Interface dataset entries

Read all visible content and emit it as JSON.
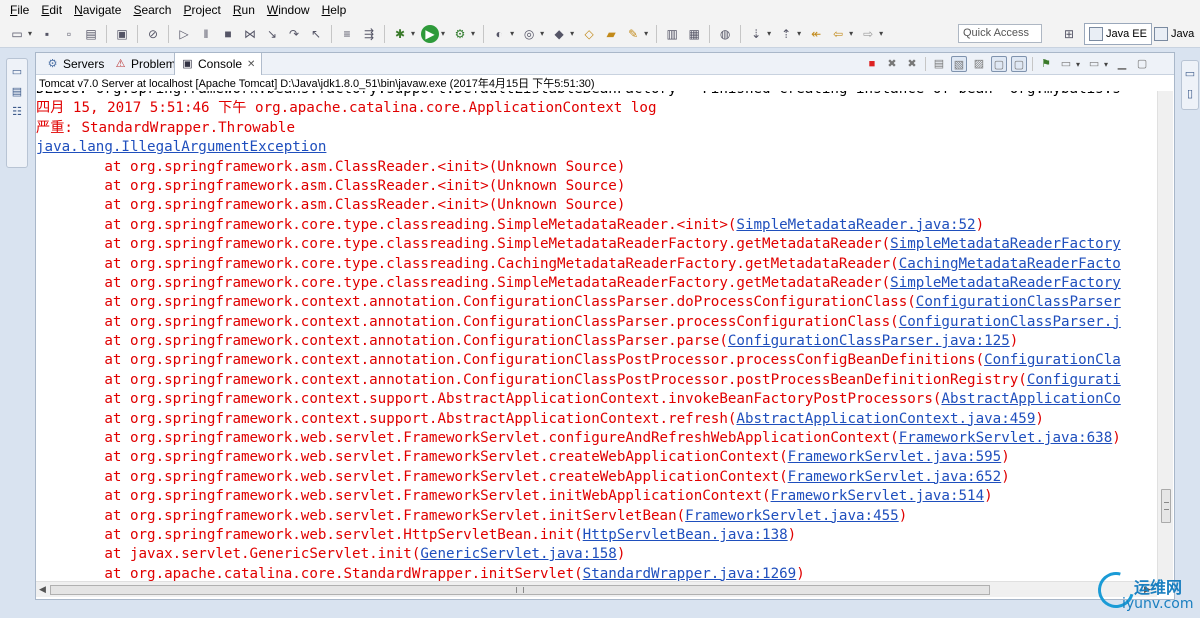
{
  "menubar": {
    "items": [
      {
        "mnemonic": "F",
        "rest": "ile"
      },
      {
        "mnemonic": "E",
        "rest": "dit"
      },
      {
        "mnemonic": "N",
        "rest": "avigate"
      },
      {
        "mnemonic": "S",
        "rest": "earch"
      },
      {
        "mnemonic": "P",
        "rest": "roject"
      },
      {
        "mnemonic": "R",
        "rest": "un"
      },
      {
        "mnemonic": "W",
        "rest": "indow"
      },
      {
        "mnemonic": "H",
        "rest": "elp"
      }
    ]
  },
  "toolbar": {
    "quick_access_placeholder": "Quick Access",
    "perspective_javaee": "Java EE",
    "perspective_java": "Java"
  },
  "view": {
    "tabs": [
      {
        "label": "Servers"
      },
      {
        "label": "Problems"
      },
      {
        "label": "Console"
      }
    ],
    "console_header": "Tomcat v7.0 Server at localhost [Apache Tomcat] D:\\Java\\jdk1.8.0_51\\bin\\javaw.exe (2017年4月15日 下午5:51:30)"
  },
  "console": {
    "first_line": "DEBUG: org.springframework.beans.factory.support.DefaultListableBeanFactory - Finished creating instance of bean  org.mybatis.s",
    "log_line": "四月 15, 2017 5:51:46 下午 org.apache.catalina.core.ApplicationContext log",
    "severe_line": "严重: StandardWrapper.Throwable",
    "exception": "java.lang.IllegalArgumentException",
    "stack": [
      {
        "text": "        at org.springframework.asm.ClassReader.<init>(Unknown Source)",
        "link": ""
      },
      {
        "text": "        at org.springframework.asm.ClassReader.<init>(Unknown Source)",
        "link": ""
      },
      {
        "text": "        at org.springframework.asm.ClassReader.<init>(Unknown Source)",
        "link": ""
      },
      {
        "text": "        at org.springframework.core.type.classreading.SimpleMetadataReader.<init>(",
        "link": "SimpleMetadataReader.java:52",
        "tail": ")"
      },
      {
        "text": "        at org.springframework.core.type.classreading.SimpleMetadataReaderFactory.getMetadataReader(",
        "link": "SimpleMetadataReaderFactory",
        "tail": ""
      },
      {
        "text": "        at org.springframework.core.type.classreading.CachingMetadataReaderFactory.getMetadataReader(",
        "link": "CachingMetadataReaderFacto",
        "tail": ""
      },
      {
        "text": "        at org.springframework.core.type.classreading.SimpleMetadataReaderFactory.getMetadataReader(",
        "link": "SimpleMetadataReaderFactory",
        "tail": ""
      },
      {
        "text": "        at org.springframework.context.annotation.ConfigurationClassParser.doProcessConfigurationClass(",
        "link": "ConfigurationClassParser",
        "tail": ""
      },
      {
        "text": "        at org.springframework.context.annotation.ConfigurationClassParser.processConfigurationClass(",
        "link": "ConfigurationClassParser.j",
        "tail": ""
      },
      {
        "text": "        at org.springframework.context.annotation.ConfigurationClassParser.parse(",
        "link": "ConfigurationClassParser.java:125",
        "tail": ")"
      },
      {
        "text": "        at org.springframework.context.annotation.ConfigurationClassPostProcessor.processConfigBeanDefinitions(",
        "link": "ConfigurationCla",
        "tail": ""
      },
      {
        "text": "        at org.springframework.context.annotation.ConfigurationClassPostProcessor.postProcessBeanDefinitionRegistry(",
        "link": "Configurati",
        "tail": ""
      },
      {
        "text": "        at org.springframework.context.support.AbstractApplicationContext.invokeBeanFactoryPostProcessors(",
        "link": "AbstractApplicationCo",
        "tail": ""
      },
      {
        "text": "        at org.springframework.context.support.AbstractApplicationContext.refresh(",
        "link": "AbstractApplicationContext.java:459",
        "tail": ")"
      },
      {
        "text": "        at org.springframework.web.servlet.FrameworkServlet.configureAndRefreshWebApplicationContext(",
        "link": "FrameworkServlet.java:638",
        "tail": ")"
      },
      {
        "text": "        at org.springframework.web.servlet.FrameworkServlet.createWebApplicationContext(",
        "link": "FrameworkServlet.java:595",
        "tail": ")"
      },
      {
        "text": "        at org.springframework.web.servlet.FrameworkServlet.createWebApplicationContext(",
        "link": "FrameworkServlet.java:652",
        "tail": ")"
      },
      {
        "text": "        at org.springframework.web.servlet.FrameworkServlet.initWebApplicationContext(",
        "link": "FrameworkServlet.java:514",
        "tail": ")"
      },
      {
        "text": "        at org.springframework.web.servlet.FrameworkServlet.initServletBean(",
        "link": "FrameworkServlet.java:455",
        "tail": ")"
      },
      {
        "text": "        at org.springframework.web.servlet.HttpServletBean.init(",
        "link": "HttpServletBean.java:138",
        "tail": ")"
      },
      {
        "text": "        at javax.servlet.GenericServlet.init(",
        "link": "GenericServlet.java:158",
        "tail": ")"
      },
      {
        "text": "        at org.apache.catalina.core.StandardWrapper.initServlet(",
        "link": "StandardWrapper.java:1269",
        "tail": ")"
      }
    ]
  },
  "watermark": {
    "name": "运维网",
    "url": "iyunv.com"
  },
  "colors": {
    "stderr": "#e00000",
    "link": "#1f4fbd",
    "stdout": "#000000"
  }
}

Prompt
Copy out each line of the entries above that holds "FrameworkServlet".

Result for this task
        "text": "        at org.springframework.web.servlet.FrameworkServlet.configureAndRefreshWebApplicationContext(",
        "link": "FrameworkServlet.java:638",
        "text": "        at org.springframework.web.servlet.FrameworkServlet.createWebApplicationContext(",
        "link": "FrameworkServlet.java:595",
        "text": "        at org.springframework.web.servlet.FrameworkServlet.createWebApplicationContext(",
        "link": "FrameworkServlet.java:652",
        "text": "        at org.springframework.web.servlet.FrameworkServlet.initWebApplicationContext(",
        "link": "FrameworkServlet.java:514",
        "text": "        at org.springframework.web.servlet.FrameworkServlet.initServletBean(",
        "link": "FrameworkServlet.java:455",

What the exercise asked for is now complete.